Windbreaks are linear plantings of trees and shrubs designed to enhance crop production and protect people, livestock, soil, and water. There are several types of windbreaks. Field windbreaks protect a variety of wind-sensitive crops, control wind erosion, and increase bee pollination and pesticide effectiveness. They can also spread snow evenly across a field, increasing spring soil moisture. Livestock windbreaks help reduce animal stress and mortality, reduce feed consumption, and help reduce visual impacts and odors. Living snowfences keep roads clear of drifting snow and increase driving safety. All properly designed windbreaks provide protection for wildlife from harsh winds. Over 50 bird species are known to use windbreaks during the breeding season.

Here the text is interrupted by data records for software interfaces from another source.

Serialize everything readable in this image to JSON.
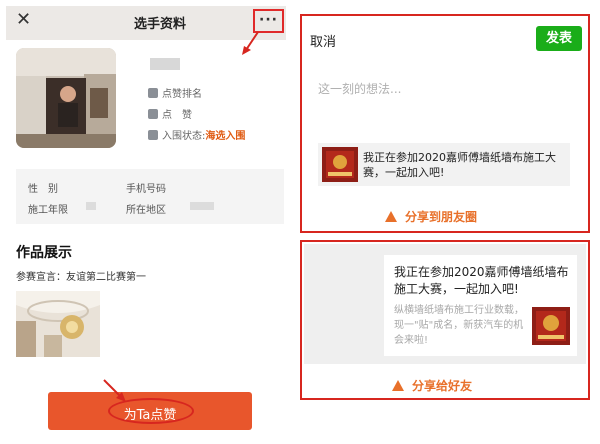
{
  "profile_page": {
    "title": "选手资料",
    "status_label": "入围状态:",
    "status_value": "海选入围",
    "fields": [
      {
        "label": "性　别",
        "value": ""
      },
      {
        "label": "手机号码",
        "value": ""
      },
      {
        "label": "施工年限",
        "value": ""
      },
      {
        "label": "所在地区",
        "value": ""
      }
    ],
    "points_label": "点赞排名",
    "likes_label": "点　赞",
    "section_title": "作品展示",
    "declaration": "参赛宣言：友谊第二比赛第一",
    "like_button_label": "为Ta点赞"
  },
  "moments_share": {
    "cancel_label": "取消",
    "publish_label": "发表",
    "input_placeholder": "这一刻的想法...",
    "link_text": "我正在参加2020嘉师傅墙纸墙布施工大赛，一起加入吧!",
    "caption": "分享到朋友圈"
  },
  "friend_share": {
    "title": "我正在参加2020嘉师傅墙纸墙布施工大赛，一起加入吧!",
    "description": "纵横墙纸墙布施工行业数载，现一\"贴\"成名，新获汽车的机会来啦!",
    "caption": "分享给好友"
  },
  "colors": {
    "highlight_red": "#d7261f",
    "like_button": "#e8562c",
    "publish_green": "#1aad19",
    "caption_orange": "#e8702a"
  }
}
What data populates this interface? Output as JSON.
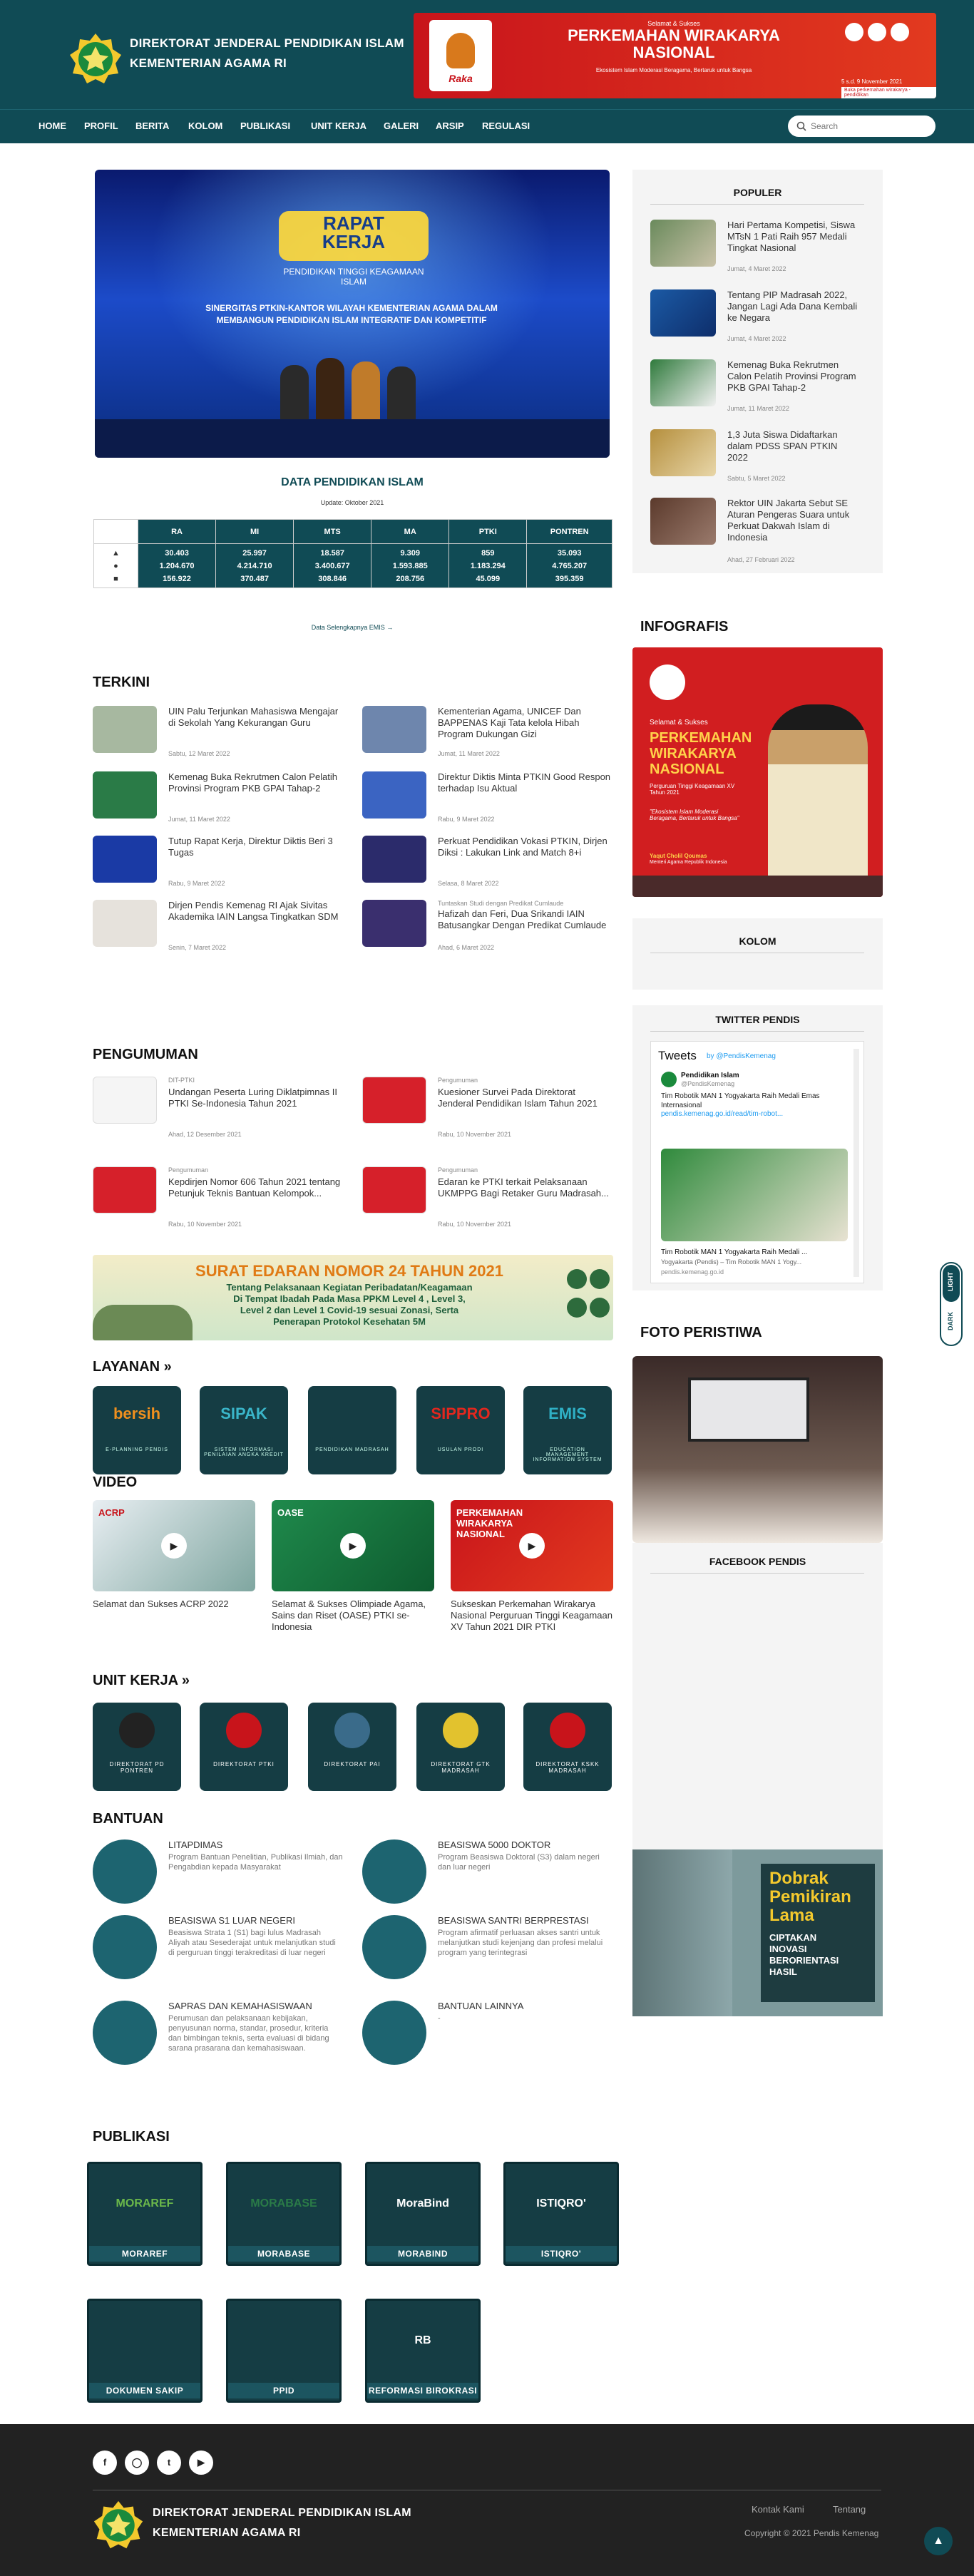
{
  "brand": {
    "line1": "DIREKTORAT JENDERAL PENDIDIKAN ISLAM",
    "line2": "KEMENTERIAN AGAMA RI"
  },
  "banner": {
    "small": "Selamat & Sukses",
    "title1": "PERKEMAHAN WIRAKARYA",
    "title2": "NASIONAL",
    "sub": "Ekosistem Islam Moderasi Beragama, Bertaruk untuk Bangsa",
    "date": "5 s.d. 9 November 2021",
    "tag": "Buka perkemahan wirakarya - pendidikan",
    "mascot": "Raka"
  },
  "nav": [
    "HOME",
    "PROFIL",
    "BERITA",
    "KOLOM",
    "PUBLIKASI",
    "UNIT KERJA",
    "GALERI",
    "ARSIP",
    "REGULASI"
  ],
  "search": {
    "placeholder": "Search"
  },
  "hero": {
    "caption1": "RAPAT",
    "caption2": "KERJA",
    "caption3": "PENDIDIKAN TINGGI KEAGAMAAN ISLAM",
    "caption4": "SINERGITAS PTKIN-KANTOR WILAYAH KEMENTERIAN AGAMA DALAM MEMBANGUN PENDIDIKAN ISLAM INTEGRATIF DAN KOMPETITIF"
  },
  "data_pendidikan": {
    "title": "DATA PENDIDIKAN ISLAM",
    "update": "Update: Oktober 2021",
    "link": "Data Selengkapnya EMIS →",
    "columns": [
      "RA",
      "MI",
      "MTS",
      "MA",
      "PTKI",
      "PONTREN"
    ],
    "rows": [
      [
        "30.403",
        "25.997",
        "18.587",
        "9.309",
        "859",
        "35.093"
      ],
      [
        "1.204.670",
        "4.214.710",
        "3.400.677",
        "1.593.885",
        "1.183.294",
        "4.765.207"
      ],
      [
        "156.922",
        "370.487",
        "308.846",
        "208.756",
        "45.099",
        "395.359"
      ]
    ]
  },
  "populer": {
    "title": "POPULER",
    "items": [
      {
        "title": "Hari Pertama Kompetisi, Siswa MTsN 1 Pati Raih 957 Medali Tingkat Nasional",
        "date": "Jumat, 4 Maret 2022"
      },
      {
        "title": "Tentang PIP Madrasah 2022, Jangan Lagi Ada Dana Kembali ke Negara",
        "date": "Jumat, 4 Maret 2022"
      },
      {
        "title": "Kemenag Buka Rekrutmen Calon Pelatih Provinsi Program PKB GPAI Tahap-2",
        "date": "Jumat, 11 Maret 2022"
      },
      {
        "title": "1,3 Juta Siswa Didaftarkan dalam PDSS SPAN PTKIN 2022",
        "date": "Sabtu, 5 Maret 2022"
      },
      {
        "title": "Rektor UIN Jakarta Sebut SE Aturan Pengeras Suara untuk Perkuat Dakwah Islam di Indonesia",
        "date": "Ahad, 27 Februari 2022"
      }
    ]
  },
  "infografis": {
    "title": "INFOGRAFIS",
    "small": "Selamat & Sukses",
    "title1": "PERKEMAHAN",
    "title2": "WIRAKARYA",
    "title3": "NASIONAL",
    "sub": "Perguruan Tinggi Keagamaan XV Tahun 2021",
    "theme": "\"Ekosistem Islam Moderasi Beragama, Bertaruk untuk Bangsa\"",
    "person": "Yaqut Cholil Qoumas",
    "role": "Menteri Agama Republik Indonesia"
  },
  "kolom": {
    "title": "KOLOM"
  },
  "terkini": {
    "title": "TERKINI",
    "items": [
      {
        "title": "UIN Palu Terjunkan Mahasiswa Mengajar di Sekolah Yang Kekurangan Guru",
        "date": "Sabtu, 12 Maret 2022"
      },
      {
        "title": "Kementerian Agama, UNICEF Dan BAPPENAS Kaji Tata kelola Hibah Program Dukungan Gizi",
        "date": "Jumat, 11 Maret 2022"
      },
      {
        "title": "Kemenag Buka Rekrutmen Calon Pelatih Provinsi Program PKB GPAI Tahap-2",
        "date": "Jumat, 11 Maret 2022"
      },
      {
        "title": "Direktur Diktis Minta PTKIN Good Respon terhadap Isu Aktual",
        "date": "Rabu, 9 Maret 2022"
      },
      {
        "title": "Tutup Rapat Kerja, Direktur Diktis Beri 3 Tugas",
        "date": "Rabu, 9 Maret 2022"
      },
      {
        "title": "Perkuat Pendidikan Vokasi PTKIN, Dirjen Diksi : Lakukan Link and Match 8+i",
        "date": "Selasa, 8 Maret 2022"
      },
      {
        "title": "Dirjen Pendis Kemenag RI Ajak Sivitas Akademika IAIN Langsa Tingkatkan SDM",
        "date": "Senin, 7 Maret 2022"
      },
      {
        "title": "Hafizah dan Feri, Dua Srikandi IAIN Batusangkar Dengan Predikat Cumlaude",
        "date": "Ahad, 6 Maret 2022",
        "kicker": "Tuntaskan Studi dengan Predikat Cumlaude"
      }
    ]
  },
  "pengumuman": {
    "title": "PENGUMUMAN",
    "items": [
      {
        "kicker": "DIT-PTKI",
        "title": "Undangan Peserta Luring Diklatpimnas II PTKI Se-Indonesia Tahun 2021",
        "date": "Ahad, 12 Desember 2021"
      },
      {
        "kicker": "Pengumuman",
        "title": "Kuesioner Survei Pada Direktorat Jenderal Pendidikan Islam Tahun 2021",
        "date": "Rabu, 10 November 2021"
      },
      {
        "kicker": "Pengumuman",
        "title": "Kepdirjen Nomor 606 Tahun 2021 tentang Petunjuk Teknis Bantuan Kelompok...",
        "date": "Rabu, 10 November 2021"
      },
      {
        "kicker": "Pengumuman",
        "title": "Edaran ke PTKI terkait Pelaksanaan UKMPPG Bagi Retaker Guru Madrasah...",
        "date": "Rabu, 10 November 2021"
      }
    ]
  },
  "surat": {
    "title": "SURAT EDARAN NOMOR 24 TAHUN 2021",
    "line1": "Tentang Pelaksanaan Kegiatan Peribadatan/Keagamaan",
    "line2": "Di Tempat Ibadah Pada Masa PPKM Level 4 , Level 3,",
    "line3": "Level 2 dan Level 1 Covid-19 sesuai Zonasi, Serta",
    "line4": "Penerapan Protokol Kesehatan 5M"
  },
  "layanan": {
    "title": "LAYANAN »",
    "items": [
      {
        "name": "bersih",
        "sub": "E-PLANNING PENDIS"
      },
      {
        "name": "SIPAK",
        "sub": "SISTEM INFORMASI PENILAIAN ANGKA KREDIT"
      },
      {
        "name": "",
        "sub": "PENDIDIKAN MADRASAH"
      },
      {
        "name": "SIPPRO",
        "sub": "USULAN PRODI"
      },
      {
        "name": "EMIS",
        "sub": "EDUCATION MANAGEMENT INFORMATION SYSTEM"
      }
    ]
  },
  "video": {
    "title": "VIDEO",
    "items": [
      {
        "title": "Selamat dan Sukses ACRP 2022",
        "thumb": "ACRP"
      },
      {
        "title": "Selamat & Sukses Olimpiade Agama, Sains dan Riset (OASE) PTKI se-Indonesia",
        "thumb": "OASE"
      },
      {
        "title": "Sukseskan Perkemahan Wirakarya Nasional Perguruan Tinggi Keagamaan XV Tahun 2021 DIR PTKI",
        "thumb": "PERKEMAHAN WIRAKARYA NASIONAL"
      }
    ]
  },
  "unit": {
    "title": "UNIT KERJA »",
    "items": [
      "DIREKTORAT PD PONTREN",
      "DIREKTORAT PTKI",
      "DIREKTORAT PAI",
      "DIREKTORAT GTK MADRASAH",
      "DIREKTORAT KSKK MADRASAH"
    ]
  },
  "bantuan": {
    "title": "BANTUAN",
    "items": [
      {
        "title": "LITAPDIMAS",
        "desc": "Program Bantuan Penelitian, Publikasi Ilmiah, dan Pengabdian kepada Masyarakat"
      },
      {
        "title": "BEASISWA 5000 DOKTOR",
        "desc": "Program Beasiswa Doktoral (S3) dalam negeri dan luar negeri"
      },
      {
        "title": "BEASISWA S1 LUAR NEGERI",
        "desc": "Beasiswa Strata 1 (S1) bagi lulus Madrasah Aliyah atau Sesederajat untuk melanjutkan studi di perguruan tinggi terakreditasi di luar negeri"
      },
      {
        "title": "BEASISWA SANTRI BERPRESTASI",
        "desc": "Program afirmatif perluasan akses santri untuk melanjutkan studi kejenjang dan profesi melalui program yang terintegrasi"
      },
      {
        "title": "SAPRAS DAN KEMAHASISWAAN",
        "desc": "Perumusan dan pelaksanaan kebijakan, penyusunan norma, standar, prosedur, kriteria dan bimbingan teknis, serta evaluasi di bidang sarana prasarana dan kemahasiswaan."
      },
      {
        "title": "BANTUAN LAINNYA",
        "desc": "-"
      }
    ]
  },
  "twitter": {
    "title": "TWITTER PENDIS",
    "head": "Tweets",
    "by": "by @PendisKemenag",
    "name": "Pendidikan Islam",
    "handle": "@PendisKemenag",
    "text": "Tim Robotik MAN 1 Yogyakarta Raih Medali Emas Internasional",
    "link": "pendis.kemenag.go.id/read/tim-robot...",
    "card1": "Tim Robotik MAN 1 Yogyakarta Raih Medali ...",
    "card2": "Yogyakarta (Pendis) – Tim Robotik MAN 1 Yogy...",
    "card3": "pendis.kemenag.go.id"
  },
  "foto": {
    "title": "FOTO PERISTIWA"
  },
  "facebook": {
    "title": "FACEBOOK PENDIS"
  },
  "dobrak": {
    "line1": "Dobrak",
    "line2": "Pemikiran",
    "line3": "Lama",
    "line4": "CIPTAKAN",
    "line5": "INOVASI",
    "line6": "BERORIENTASI",
    "line7": "HASIL"
  },
  "theme": {
    "light": "LIGHT",
    "dark": "DARK"
  },
  "publikasi": {
    "title": "PUBLIKASI",
    "items": [
      {
        "logo": "MORAREF",
        "label": "MORAREF"
      },
      {
        "logo": "MORABASE",
        "label": "MORABASE"
      },
      {
        "logo": "MoraBind",
        "label": "MORABIND"
      },
      {
        "logo": "ISTIQRO'",
        "label": "ISTIQRO'"
      },
      {
        "logo": "",
        "label": "DOKUMEN SAKIP"
      },
      {
        "logo": "",
        "label": "PPID"
      },
      {
        "logo": "RB",
        "label": "REFORMASI BIROKRASI"
      }
    ]
  },
  "footer": {
    "line1": "DIREKTORAT JENDERAL PENDIDIKAN ISLAM",
    "line2": "KEMENTERIAN AGAMA RI",
    "kontak": "Kontak Kami",
    "tentang": "Tentang",
    "copy": "Copyright © 2021 Pendis Kemenag",
    "social": [
      "facebook-icon",
      "instagram-icon",
      "twitter-icon",
      "youtube-icon"
    ]
  },
  "colors": {
    "primary": "#104b55",
    "accent": "#1d6470",
    "red": "#d21c1f"
  }
}
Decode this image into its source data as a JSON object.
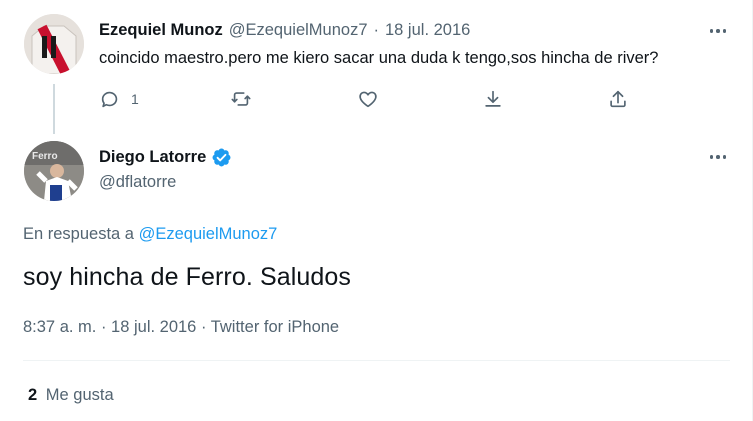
{
  "reply_tweet": {
    "display_name": "Ezequiel Munoz",
    "handle": "@EzequielMunoz7",
    "separator": "·",
    "date": "18 jul. 2016",
    "text": "coincido maestro.pero me kiero sacar una duda k tengo,sos hincha de river?",
    "reply_count": "1",
    "icons": [
      "reply-icon",
      "retweet-icon",
      "like-icon",
      "bookmark-icon",
      "share-icon"
    ]
  },
  "main_tweet": {
    "display_name": "Diego Latorre",
    "handle": "@dflatorre",
    "verified": true,
    "in_reply_prefix": "En respuesta a",
    "in_reply_mention": "@EzequielMunoz7",
    "text": "soy hincha de Ferro. Saludos",
    "timestamp": "8:37 a. m. · 18 jul. 2016 · Twitter for iPhone",
    "likes_count": "2",
    "likes_label": "Me gusta"
  },
  "colors": {
    "accent": "#1d9bf0",
    "text_primary": "#0f1419",
    "text_secondary": "#536471",
    "divider": "#eff3f4",
    "thread_line": "#cfd9de"
  }
}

Growing trees remove carbon from the earth’s atmosphere. Several agroforestry applications can lead to substantial removal of carbon dioxide from the atmosphere and carbon storage. These include windbreaks, riparian forest buffers, silvopasture, and short rotation woody crops (SRWC). Properly planned field windbreaks can provide adequate crop and soil protection when only 2-3% of the farmed acres are planted to windbreaks. To illustrate this point, there are 185 million acres of tilled land in the Great/Central Plains. Planting only 2.5 percent of this field area to 30-foot-wide tree windbreaks would span 1.3 million miles and cover 4.6 million acres. As trees continue to grow, more carbon is stored. Carbon dioxide removal, based on 20-year-old plantings, would exceed: 80 million metric tons. In another example, USDA has committed to planting 2,000,000 miles of conservation buffers. If one-fourth of these buffers were 100 foot wide forested riparian buffers, carbon dioxide removal would exceed: 110 million metric tons.
Having trees and shrubs on farms in corridors makes for good wildlife habitat and encourages wildlife movement. Every landscape has, at some point, had a dominant land cover such as woodland or grassland. However, human influences like agriculture, fence rows, roads, and urbanization have dissected this dominant cover making the landscape more suitable for some wildlife species and less suitable for others. Planting trees and shrubs on farms in corridors helps offset fragmentation by providing food, water quality, cover, and territory. All agroforestry applications, from forest farming to special applications, can benefit a wide variety wildlife species.
Excess nutrients and other chemicals from agricultural, municipal, and industrial operations impact surface and ground water quality. Trees can be a natural solution to compromised water quality. Fast growing tree crops, in particular hybrid poplar, hybrid willow, sweetgum, sycamore, yellow poplar, and loblolly pine, can use the water and excess nutrients found in agricultural, municipal, and industrial waste. At the same time, they can breakdown and filter harmful chemicals found in the waste. By applying tailwater, animal waste, and municipal and industrial waste, to trees, you are turning waste into a useful product.
As Americans search for cleaner, more sustainable energy options, there will be an opportunity in integrating food or energy crops with fast growing trees such as hybrid poplar, hybrid willow, sweetgum, sycamore, and locust. On tree rotation lengths as short 6 and 9 years, farmers and landowners could apply an alley cropping system, with the goals of producing an annual energy crop (e.g., switchgrass) and a longer rotation energy crop (e.g., willow) or producing an annual cash crop (e.g., corn) and a longer term energy crop (e.g., poplar).